Wine & Soul Manoella Tinto 2015
Critical AcclaimAll Vintages
The 2015 Tinto Quinta da Manoella is a field blend but with only a few grapes, including about 60% Touriga Nacional and 25% Touriga Franca. It comes in at 14% alcohol and was aged for 16 months in used French oak. When I first saw this, it was only recently bottled. It looked like the best value point in the lineup, and it has been overachieving of late. It is still very pretty, but it has shed tannins and concentration far more quickly than I anticipated. It is not nearly as impressive now. That's not to say it's a bad choice, and it is still a very nice buy in a suave, Burgundian style. It's still got that silky texture and fine fruit, laced with some black cherries. The fruit is lifted by the freshness. It has an ethereal, precise and elegant air. That said, it won't be long before this is at peak—say, around 2020. Then, I suspect it is just as likely to go down as up.
Located in the heart of the Douro Valley, Portugal’s best-known wine region, Wine & Soul spans several picturesque vineyards. This innovative yet rustic winery was founded nearly 10 years ago by Jorge Serôdio Borges and his wife Sandra Tavares da Silva, both of whom wished to channel their extensive experience into a winery that would showcase the traditional varieties and terroir of the Douro Valley on an international level. Initially, Wine & Soul consisted of a lone vineyard, Pintas, located in the Cima Corgo's prized Pinhão Valley. Throughout the years, it expanded to include additional properties, such as the magnificent Quinta da Manoella.

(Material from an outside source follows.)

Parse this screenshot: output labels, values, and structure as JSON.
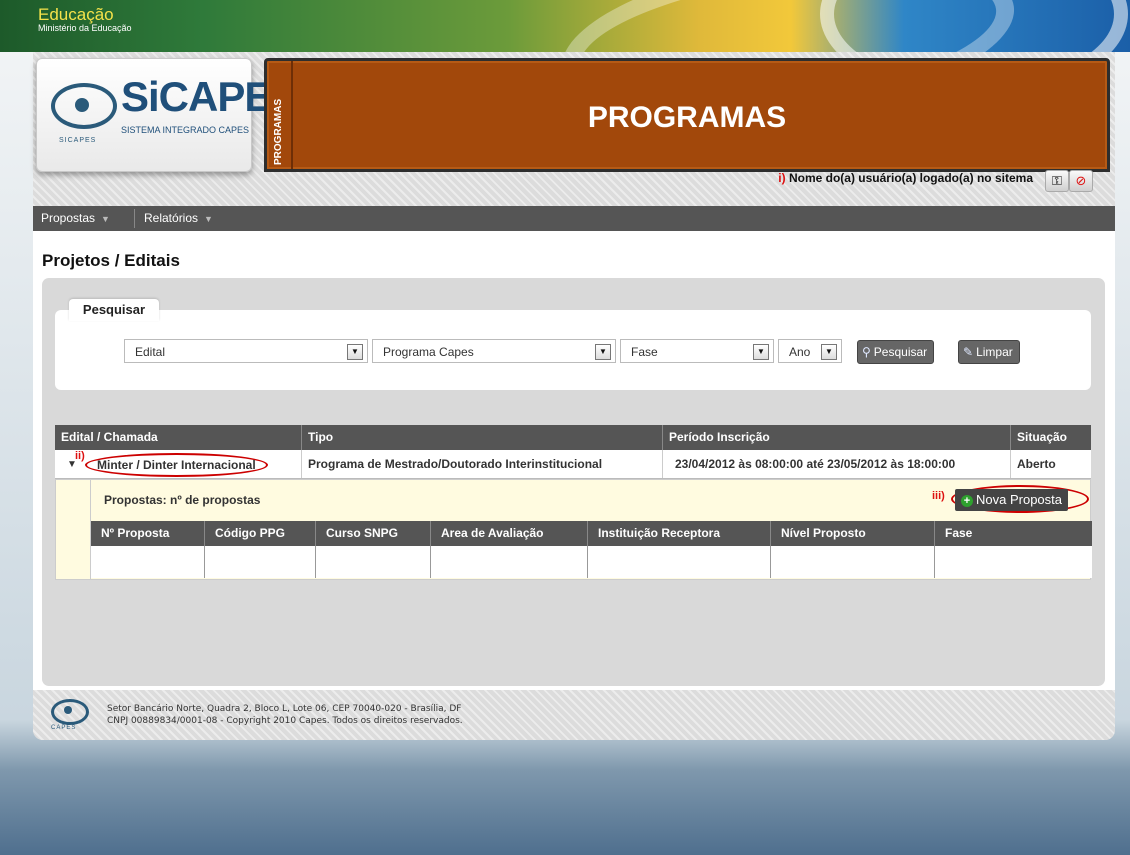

Parcels of 80-year-old vines are tucked into terraces carved out by dynamite a century ago. Walls built from the displaced schist border the vines, preventing erosion and enhancing the idyllic landscape. Wine & Soul has received considerable critical praise for its character-driven wines, all of which represent the exceptional terroir of the Douro region. Natural farming is prioritized, and no chemical fertilizers, pesticides, or herbicides are used. Irrigation is minimal and performed only by hand, and indigenous yeasts are used for almost all fermentation. Organic certification by Sativa is pending. Due to the steep grade of the slopes and the narrow width of the terraces, all grapes must be picked by hand. The fruit is foot-trodden in granite lagares, which yields fine, silky tannins since the process is so gentle on the grapes. The wines are all aged in French barriques.
The home of Port—perhaps the most internationally acclaimed beverage—the Douro region of Portugal is one of the world’s oldest delimited wine regions, established in 1756. The vineyards of the Douro, set on the slopes surrounding the Douro River (known as the Duero in Spain), are incredibly steep, necessitating the use of terracing and thus, manual vineyard management as well as harvesting. The Douro's best sites, rare outcroppings of Cambrian schist, are reserved for vineyards that yield high quality Port.
While more than 100 indigenous varieties are approved for wine production in the Douro, there are five primary grapes that make up most Port and the region's excellent, though less known, red table wines. Touriga Nacional is the finest of these, prized for its deep color, tannins and floral aromatics. Tinta Roriz (Spain's Tempranillo) adds bright acidity and red fruit flavors. Touriga Franca shows great persistence of fruit and Tinta Barroca helps round out the blend with its supple texture. Tinta Cão, a fine but low-yielding variety, is now rarely planted but still highly valued for its ability to produce excellent, complex wines.
White wines, generally crisp, mineral-driven blends of Arinto, Viosinho, Gouveio, Malvasia Fina and an assortment of other rare but local varieties, are produced in small quantities but worth noting.
With hot summers and cool, wet winters, the Duoro has a maritime climate.
With hundreds of red grape varieties to choose from, winemakers have the freedom to create a virtually endless assortment of blended wines. In many European regions, strict laws are in place determining the set of varieties that may be used, but in the New World, experimentation is permitted and encouraged. Blending can be utilized to enhance balance or create complexity, lending different layers of flavors and aromas. For example, a variety that creates a fruity and full-bodied wine would do well combined with one that is naturally high in acidity and tannins. Sometimes small amounts of a particular variety are added to boost color or aromatics. Blending can take place before or after fermentation, with the latter, more popular option giving more control to the winemaker over the final qualities of the wine.